- TASK GOAL -
The answer must be one number: how many lines in the records below contain the word "emoji".

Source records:
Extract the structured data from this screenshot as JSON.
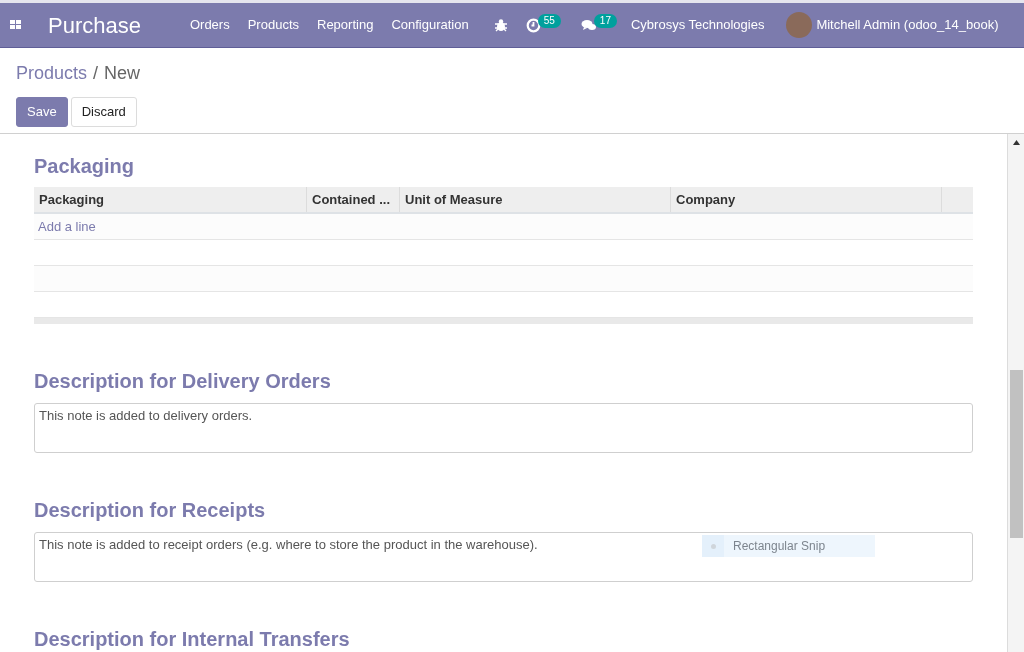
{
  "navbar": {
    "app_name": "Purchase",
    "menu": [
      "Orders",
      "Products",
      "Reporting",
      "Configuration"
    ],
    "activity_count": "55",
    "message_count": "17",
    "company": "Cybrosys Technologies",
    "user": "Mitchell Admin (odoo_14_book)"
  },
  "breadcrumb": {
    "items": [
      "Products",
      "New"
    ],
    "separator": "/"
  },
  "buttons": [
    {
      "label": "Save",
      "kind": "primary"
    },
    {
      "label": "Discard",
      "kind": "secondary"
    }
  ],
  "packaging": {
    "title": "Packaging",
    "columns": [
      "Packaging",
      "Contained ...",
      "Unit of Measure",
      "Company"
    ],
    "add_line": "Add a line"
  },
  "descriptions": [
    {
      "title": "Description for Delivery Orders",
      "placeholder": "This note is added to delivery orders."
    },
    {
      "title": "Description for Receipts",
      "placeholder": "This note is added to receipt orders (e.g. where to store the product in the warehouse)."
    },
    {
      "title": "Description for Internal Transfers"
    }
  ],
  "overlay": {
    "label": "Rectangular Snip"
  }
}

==

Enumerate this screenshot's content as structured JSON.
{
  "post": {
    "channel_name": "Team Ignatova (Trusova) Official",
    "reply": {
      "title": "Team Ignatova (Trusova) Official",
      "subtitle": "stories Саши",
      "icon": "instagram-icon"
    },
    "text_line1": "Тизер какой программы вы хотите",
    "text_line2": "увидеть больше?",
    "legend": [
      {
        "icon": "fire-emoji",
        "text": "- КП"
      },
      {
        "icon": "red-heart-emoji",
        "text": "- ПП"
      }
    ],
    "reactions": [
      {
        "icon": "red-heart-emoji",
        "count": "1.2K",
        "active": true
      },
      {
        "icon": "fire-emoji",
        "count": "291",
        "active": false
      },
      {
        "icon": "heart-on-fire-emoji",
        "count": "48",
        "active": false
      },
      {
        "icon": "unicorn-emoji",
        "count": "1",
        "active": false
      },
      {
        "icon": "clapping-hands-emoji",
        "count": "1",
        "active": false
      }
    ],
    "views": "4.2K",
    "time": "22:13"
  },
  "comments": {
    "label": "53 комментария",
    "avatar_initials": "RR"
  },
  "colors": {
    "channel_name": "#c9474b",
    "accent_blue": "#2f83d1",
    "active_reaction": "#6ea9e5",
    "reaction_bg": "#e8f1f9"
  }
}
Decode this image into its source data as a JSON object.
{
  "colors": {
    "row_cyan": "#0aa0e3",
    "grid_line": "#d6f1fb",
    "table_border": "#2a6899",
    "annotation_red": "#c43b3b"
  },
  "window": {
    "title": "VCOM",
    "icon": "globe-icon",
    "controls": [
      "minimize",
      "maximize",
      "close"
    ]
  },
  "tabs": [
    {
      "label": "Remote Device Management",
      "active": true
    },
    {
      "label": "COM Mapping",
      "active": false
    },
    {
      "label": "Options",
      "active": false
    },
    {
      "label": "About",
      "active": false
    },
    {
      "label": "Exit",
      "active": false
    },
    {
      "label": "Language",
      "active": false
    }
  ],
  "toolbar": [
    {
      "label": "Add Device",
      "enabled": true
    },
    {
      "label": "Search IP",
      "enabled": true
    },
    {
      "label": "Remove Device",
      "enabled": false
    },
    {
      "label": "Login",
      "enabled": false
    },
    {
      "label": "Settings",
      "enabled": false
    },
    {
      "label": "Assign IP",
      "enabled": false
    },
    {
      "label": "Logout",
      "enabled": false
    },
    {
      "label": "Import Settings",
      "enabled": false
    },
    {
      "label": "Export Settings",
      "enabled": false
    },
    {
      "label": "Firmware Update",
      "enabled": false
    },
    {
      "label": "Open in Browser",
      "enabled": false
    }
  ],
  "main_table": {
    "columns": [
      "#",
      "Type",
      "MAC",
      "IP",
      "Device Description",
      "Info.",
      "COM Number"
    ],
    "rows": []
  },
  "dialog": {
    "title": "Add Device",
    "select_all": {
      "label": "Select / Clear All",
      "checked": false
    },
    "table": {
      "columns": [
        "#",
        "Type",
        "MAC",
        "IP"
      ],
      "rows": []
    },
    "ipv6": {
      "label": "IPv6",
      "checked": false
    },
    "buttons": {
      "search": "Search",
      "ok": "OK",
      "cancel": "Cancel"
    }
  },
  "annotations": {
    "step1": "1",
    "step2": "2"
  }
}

- EXERCISE SOLUTION -
7